Tolkien Mythology is a system of stories that personify the beliefs and dreams of J.R.R. Tolkien.
These stories may or may not be true but it is believed that much of them are founded in some sort of fact about the natural world or as a way of explaining a natural phenomena. J.R.R. Tolkien, who intended it to be a creative legendarium for the continent of Europe, created it. Fictional universe is just another term for legendarium, so use of the term "fictional universe" should be halted because legendarium is a more accurate term for the mythology of the Lord of the Rings (including all other books involved with Middle-earth by J.R.R. Tolkien).
Tolkien's great mythological tales of Middle-earth are meant to be taken, fictitiously, as an ancient history of the Earth, particularly of Europe, from several thousand years before the modern era.
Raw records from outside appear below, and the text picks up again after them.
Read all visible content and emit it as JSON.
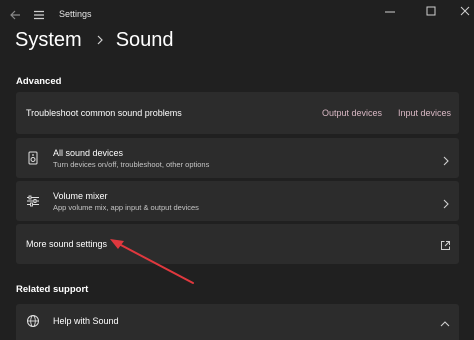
{
  "window": {
    "title": "Settings",
    "back_icon": "back-arrow-icon",
    "menu_icon": "hamburger-menu-icon",
    "controls": [
      "minimize-icon",
      "maximize-icon",
      "close-icon"
    ]
  },
  "breadcrumb": {
    "parent": "System",
    "current": "Sound"
  },
  "advanced": {
    "heading": "Advanced",
    "troubleshoot": {
      "label": "Troubleshoot common sound problems",
      "output_link": "Output devices",
      "input_link": "Input devices"
    },
    "all_devices": {
      "title": "All sound devices",
      "subtitle": "Turn devices on/off, troubleshoot, other options",
      "icon": "speaker-device-icon"
    },
    "volume_mixer": {
      "title": "Volume mixer",
      "subtitle": "App volume mix, app input & output devices",
      "icon": "sliders-mixer-icon"
    },
    "more_settings": {
      "title": "More sound settings",
      "icon": "external-link-icon"
    }
  },
  "related": {
    "heading": "Related support",
    "help": {
      "title": "Help with Sound",
      "icon": "globe-icon"
    }
  },
  "colors": {
    "background": "#202020",
    "card": "#2c2c2c",
    "link": "#d9b8c4",
    "annotation_arrow": "#e0383e"
  }
}
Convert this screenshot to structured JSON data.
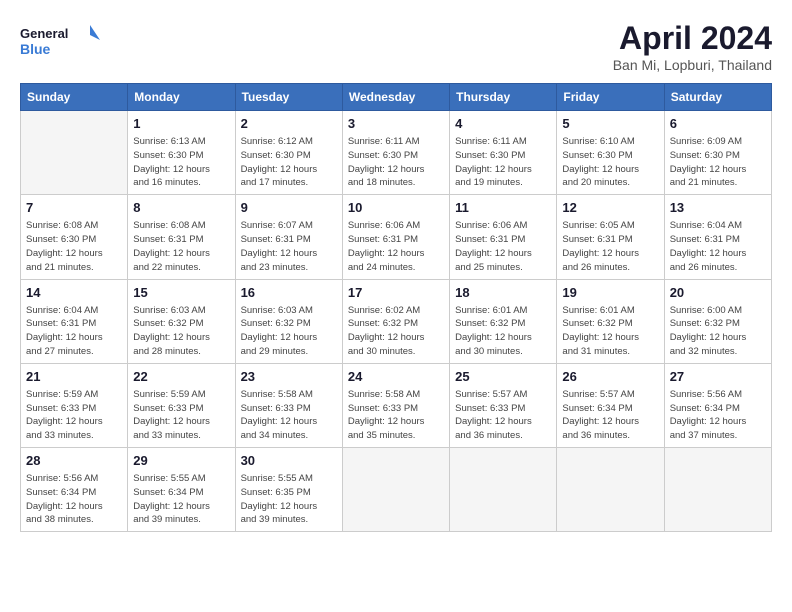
{
  "header": {
    "logo_line1": "General",
    "logo_line2": "Blue",
    "month_title": "April 2024",
    "location": "Ban Mi, Lopburi, Thailand"
  },
  "weekdays": [
    "Sunday",
    "Monday",
    "Tuesday",
    "Wednesday",
    "Thursday",
    "Friday",
    "Saturday"
  ],
  "weeks": [
    [
      {
        "day": "",
        "info": ""
      },
      {
        "day": "1",
        "info": "Sunrise: 6:13 AM\nSunset: 6:30 PM\nDaylight: 12 hours\nand 16 minutes."
      },
      {
        "day": "2",
        "info": "Sunrise: 6:12 AM\nSunset: 6:30 PM\nDaylight: 12 hours\nand 17 minutes."
      },
      {
        "day": "3",
        "info": "Sunrise: 6:11 AM\nSunset: 6:30 PM\nDaylight: 12 hours\nand 18 minutes."
      },
      {
        "day": "4",
        "info": "Sunrise: 6:11 AM\nSunset: 6:30 PM\nDaylight: 12 hours\nand 19 minutes."
      },
      {
        "day": "5",
        "info": "Sunrise: 6:10 AM\nSunset: 6:30 PM\nDaylight: 12 hours\nand 20 minutes."
      },
      {
        "day": "6",
        "info": "Sunrise: 6:09 AM\nSunset: 6:30 PM\nDaylight: 12 hours\nand 21 minutes."
      }
    ],
    [
      {
        "day": "7",
        "info": "Sunrise: 6:08 AM\nSunset: 6:30 PM\nDaylight: 12 hours\nand 21 minutes."
      },
      {
        "day": "8",
        "info": "Sunrise: 6:08 AM\nSunset: 6:31 PM\nDaylight: 12 hours\nand 22 minutes."
      },
      {
        "day": "9",
        "info": "Sunrise: 6:07 AM\nSunset: 6:31 PM\nDaylight: 12 hours\nand 23 minutes."
      },
      {
        "day": "10",
        "info": "Sunrise: 6:06 AM\nSunset: 6:31 PM\nDaylight: 12 hours\nand 24 minutes."
      },
      {
        "day": "11",
        "info": "Sunrise: 6:06 AM\nSunset: 6:31 PM\nDaylight: 12 hours\nand 25 minutes."
      },
      {
        "day": "12",
        "info": "Sunrise: 6:05 AM\nSunset: 6:31 PM\nDaylight: 12 hours\nand 26 minutes."
      },
      {
        "day": "13",
        "info": "Sunrise: 6:04 AM\nSunset: 6:31 PM\nDaylight: 12 hours\nand 26 minutes."
      }
    ],
    [
      {
        "day": "14",
        "info": "Sunrise: 6:04 AM\nSunset: 6:31 PM\nDaylight: 12 hours\nand 27 minutes."
      },
      {
        "day": "15",
        "info": "Sunrise: 6:03 AM\nSunset: 6:32 PM\nDaylight: 12 hours\nand 28 minutes."
      },
      {
        "day": "16",
        "info": "Sunrise: 6:03 AM\nSunset: 6:32 PM\nDaylight: 12 hours\nand 29 minutes."
      },
      {
        "day": "17",
        "info": "Sunrise: 6:02 AM\nSunset: 6:32 PM\nDaylight: 12 hours\nand 30 minutes."
      },
      {
        "day": "18",
        "info": "Sunrise: 6:01 AM\nSunset: 6:32 PM\nDaylight: 12 hours\nand 30 minutes."
      },
      {
        "day": "19",
        "info": "Sunrise: 6:01 AM\nSunset: 6:32 PM\nDaylight: 12 hours\nand 31 minutes."
      },
      {
        "day": "20",
        "info": "Sunrise: 6:00 AM\nSunset: 6:32 PM\nDaylight: 12 hours\nand 32 minutes."
      }
    ],
    [
      {
        "day": "21",
        "info": "Sunrise: 5:59 AM\nSunset: 6:33 PM\nDaylight: 12 hours\nand 33 minutes."
      },
      {
        "day": "22",
        "info": "Sunrise: 5:59 AM\nSunset: 6:33 PM\nDaylight: 12 hours\nand 33 minutes."
      },
      {
        "day": "23",
        "info": "Sunrise: 5:58 AM\nSunset: 6:33 PM\nDaylight: 12 hours\nand 34 minutes."
      },
      {
        "day": "24",
        "info": "Sunrise: 5:58 AM\nSunset: 6:33 PM\nDaylight: 12 hours\nand 35 minutes."
      },
      {
        "day": "25",
        "info": "Sunrise: 5:57 AM\nSunset: 6:33 PM\nDaylight: 12 hours\nand 36 minutes."
      },
      {
        "day": "26",
        "info": "Sunrise: 5:57 AM\nSunset: 6:34 PM\nDaylight: 12 hours\nand 36 minutes."
      },
      {
        "day": "27",
        "info": "Sunrise: 5:56 AM\nSunset: 6:34 PM\nDaylight: 12 hours\nand 37 minutes."
      }
    ],
    [
      {
        "day": "28",
        "info": "Sunrise: 5:56 AM\nSunset: 6:34 PM\nDaylight: 12 hours\nand 38 minutes."
      },
      {
        "day": "29",
        "info": "Sunrise: 5:55 AM\nSunset: 6:34 PM\nDaylight: 12 hours\nand 39 minutes."
      },
      {
        "day": "30",
        "info": "Sunrise: 5:55 AM\nSunset: 6:35 PM\nDaylight: 12 hours\nand 39 minutes."
      },
      {
        "day": "",
        "info": ""
      },
      {
        "day": "",
        "info": ""
      },
      {
        "day": "",
        "info": ""
      },
      {
        "day": "",
        "info": ""
      }
    ]
  ]
}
The world Middle-earth is actually supposed to be a fictional period in our Earth's own past 6,000 to 7,000 years ago. Tolkien's legendarium is often called "Middle-earth mythology".
Mythological Roots of Tolkien's LegendariumEdit
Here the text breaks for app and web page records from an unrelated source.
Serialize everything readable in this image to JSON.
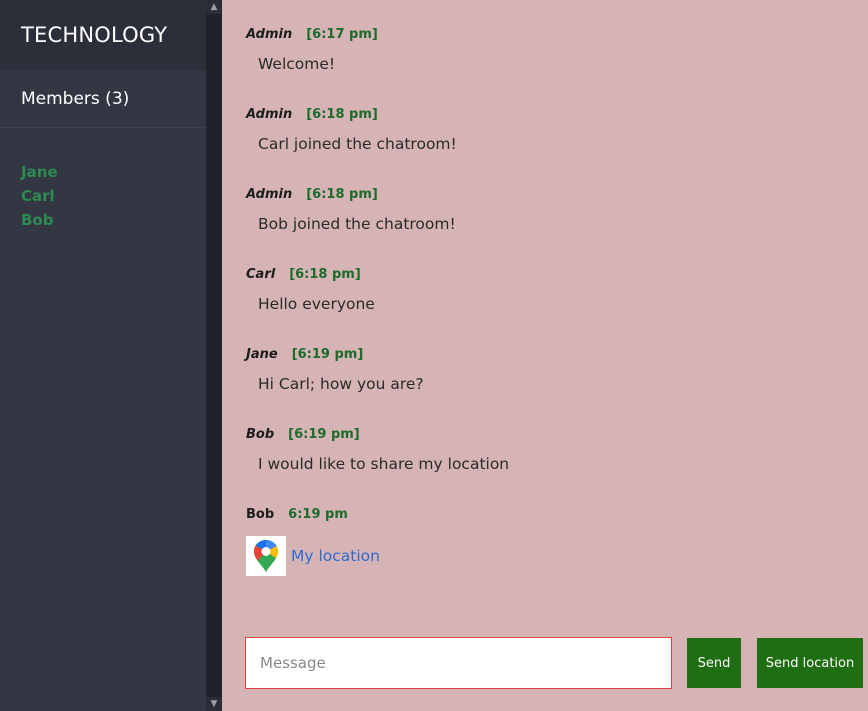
{
  "sidebar": {
    "room_title": "TECHNOLOGY",
    "members_heading": "Members (3)",
    "members": [
      "Jane",
      "Carl",
      "Bob"
    ]
  },
  "messages": [
    {
      "user": "Admin",
      "time": "[6:17 pm]",
      "text": "Welcome!"
    },
    {
      "user": "Admin",
      "time": "[6:18 pm]",
      "text": "Carl joined the chatroom!"
    },
    {
      "user": "Admin",
      "time": "[6:18 pm]",
      "text": "Bob joined the chatroom!"
    },
    {
      "user": "Carl",
      "time": "[6:18 pm]",
      "text": "Hello everyone"
    },
    {
      "user": "Jane",
      "time": "[6:19 pm]",
      "text": "Hi Carl; how you are?"
    },
    {
      "user": "Bob",
      "time": "[6:19 pm]",
      "text": "I would like to share my location"
    }
  ],
  "location_message": {
    "user": "Bob",
    "time": "6:19 pm",
    "link_text": "My location",
    "icon": "google-maps-pin-icon"
  },
  "composer": {
    "placeholder": "Message",
    "send_label": "Send",
    "send_location_label": "Send location"
  },
  "colors": {
    "sidebar_bg": "#333744",
    "chat_bg": "#d6b4b6",
    "member_name": "#2d8a51",
    "timestamp": "#1b6b2b",
    "button_bg": "#1f6e12",
    "link": "#2f6ad0"
  }
}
It is a well known fact that Tolkien had an interest in the Mythology and Linguistics of Northern Europe specifically that of the Germanic people, namely the pagan mythologies of the Norse and English peoples. The other main influence was Finnish Mythology; it having played a major role in the creation of The Silmarillion.
Many of these influences can be seen in the languages, the language used for the Rohirrim was substituted by Old English (the language that English is derived, known as Englisc at the time), and the language spoken in Dale and Esgaroth Old Norse, the languages the epic sagas and poems of old were written and told in.
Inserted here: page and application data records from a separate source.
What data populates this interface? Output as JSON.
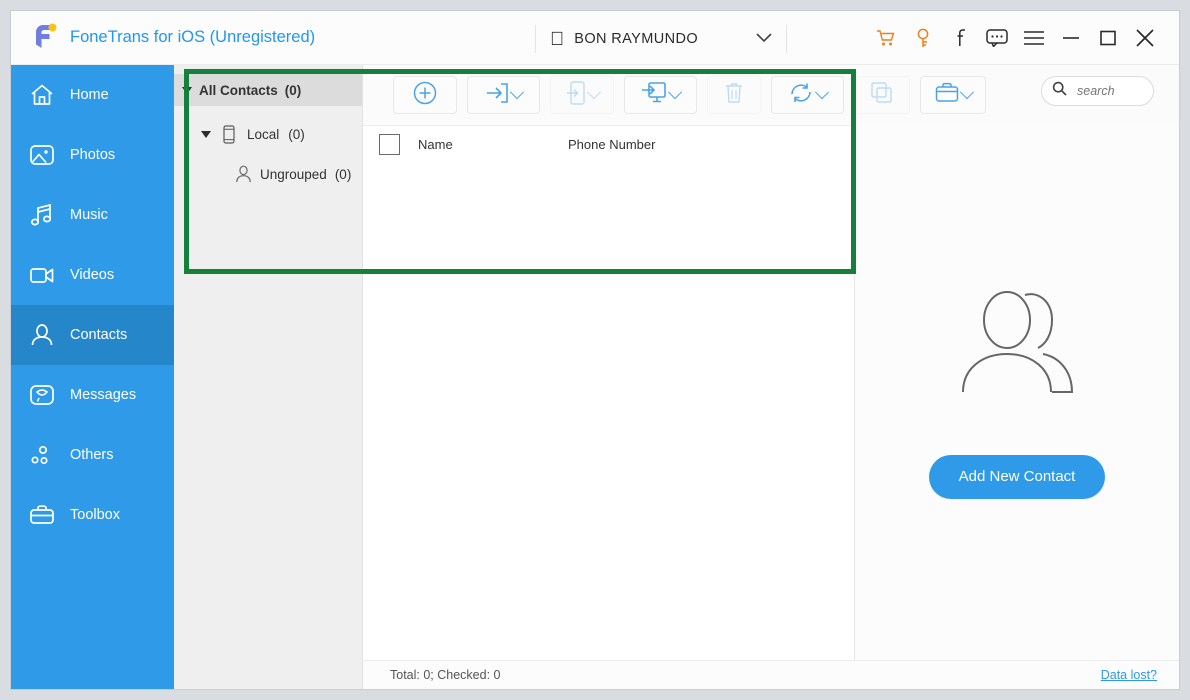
{
  "app": {
    "title": "FoneTrans for iOS (Unregistered)",
    "logo_icon": "fonetrans-logo-icon"
  },
  "header": {
    "device": {
      "platform_icon": "apple-icon",
      "name": "BON RAYMUNDO",
      "chevron_icon": "chevron-down-icon"
    },
    "icons": [
      {
        "name": "cart-icon",
        "color": "#ef7f1a"
      },
      {
        "name": "key-icon",
        "color": "#ef7f1a"
      },
      {
        "name": "facebook-icon",
        "color": "#2b2b2b"
      },
      {
        "name": "feedback-icon",
        "color": "#2b2b2b"
      },
      {
        "name": "menu-icon",
        "color": "#2b2b2b"
      },
      {
        "name": "minimize-icon",
        "color": "#2b2b2b"
      },
      {
        "name": "maximize-icon",
        "color": "#2b2b2b"
      },
      {
        "name": "close-icon",
        "color": "#2b2b2b"
      }
    ]
  },
  "sidebar": {
    "background": "#2f9ae8",
    "active_background": "#2586c9",
    "items": [
      {
        "label": "Home",
        "icon": "home-icon",
        "active": false
      },
      {
        "label": "Photos",
        "icon": "photos-icon",
        "active": false
      },
      {
        "label": "Music",
        "icon": "music-icon",
        "active": false
      },
      {
        "label": "Videos",
        "icon": "videos-icon",
        "active": false
      },
      {
        "label": "Contacts",
        "icon": "contacts-icon",
        "active": true
      },
      {
        "label": "Messages",
        "icon": "messages-icon",
        "active": false
      },
      {
        "label": "Others",
        "icon": "others-icon",
        "active": false
      },
      {
        "label": "Toolbox",
        "icon": "toolbox-icon",
        "active": false
      }
    ]
  },
  "tree": {
    "root": {
      "label": "All Contacts",
      "count": "(0)",
      "caret_icon": "caret-down-icon"
    },
    "local": {
      "label": "Local",
      "count": "(0)",
      "icon": "phone-icon",
      "caret_icon": "caret-down-icon"
    },
    "ungrouped": {
      "label": "Ungrouped",
      "count": "(0)",
      "icon": "person-icon"
    }
  },
  "toolbar": {
    "buttons": [
      {
        "name": "add-contact-button",
        "icon": "plus-circle-icon",
        "dropdown": false,
        "disabled": false
      },
      {
        "name": "import-button",
        "icon": "import-arrow-icon",
        "dropdown": true,
        "disabled": false
      },
      {
        "name": "export-to-device-button",
        "icon": "export-phone-icon",
        "dropdown": true,
        "disabled": true
      },
      {
        "name": "export-to-pc-button",
        "icon": "export-pc-icon",
        "dropdown": true,
        "disabled": false
      },
      {
        "name": "delete-button",
        "icon": "trash-icon",
        "dropdown": false,
        "disabled": true
      },
      {
        "name": "deduplicate-button",
        "icon": "refresh-icon",
        "dropdown": true,
        "disabled": false
      },
      {
        "name": "merge-button",
        "icon": "copy-icon",
        "dropdown": false,
        "disabled": true
      },
      {
        "name": "backup-restore-button",
        "icon": "briefcase-icon",
        "dropdown": true,
        "disabled": false
      }
    ],
    "search": {
      "placeholder": "search",
      "value": "",
      "icon": "search-icon"
    }
  },
  "list": {
    "select_all_checkbox": "select-all-checkbox",
    "columns": [
      "Name",
      "Phone Number"
    ],
    "rows": []
  },
  "empty_state": {
    "illustration_icon": "two-people-icon",
    "button_label": "Add New Contact"
  },
  "statusbar": {
    "totals": "Total: 0; Checked: 0",
    "data_lost_link": "Data lost?"
  },
  "annotation": {
    "highlight_color": "#14803c",
    "target": "contacts-tree-and-list-region"
  }
}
Many of the events such as Smaug's awakening and rampage, the finding of the ring and the reforging Narsilall have parallels in Germanic Mythology. The epic poetry of Northern Europe's heathen past such as 'Beowulf' and 'Völsungasaga' have been cited as influencing Tolkien his legendarium.
The rampage of Smaug could be seen to be inspired by the English Epic Poem 'Beowulf', in which a cup is stolen from the sleeping wyrm. The dragon then leaves his cave for revenge before being defeated by Beowulf (who dies in the act).
The One Ring has been said by many to be inspired by the ring in the Norse sage of the Völsungs, and its later German version, the High Medieval 'Nibelunglied'; however comments by Tolkien make it unclear as to whether it was a reference to the 'Völsungasaga' or not. Alternatively the ring could be based on a ring of invisibility from Greek Mythology.
Éowyn's disguising as a man and many tales of 'Shieldmaidens' and ’Valkyries’ from the myths of many Germanic people likely inspired fighting alongside her kinfolk.
The thread of mythology runs so deep that even the name of the continent, Middle-earth has its origins in the north's heathen past. The name derives from the Old English 'Middanġeard' (Middle-Yard, meaning middle enclosure) which latter became the Middle English Middel-erde (meaning now Middle-earth rather than the older sense of Middle-Yard, though it should be noted that in this case it is applied to the same meaning, that of the land of men).
This name for our world has cognates in the various other Germanic languages, was known in Norse as ‘Miðgarðr’ (rendered as Midgard in Modern English), and is cognate of the Modern German 'Mittelerde'.
Tolkien Mythology is told largely in the following books:
- The Silmarillion
- Unfinished Tales
- The Children of Húrin
- The Hobbit
- The Lord of the Rings
- The History of Middle-earth twelve volumes
|J. R. R. Tolkien's Middle-earth legendarium|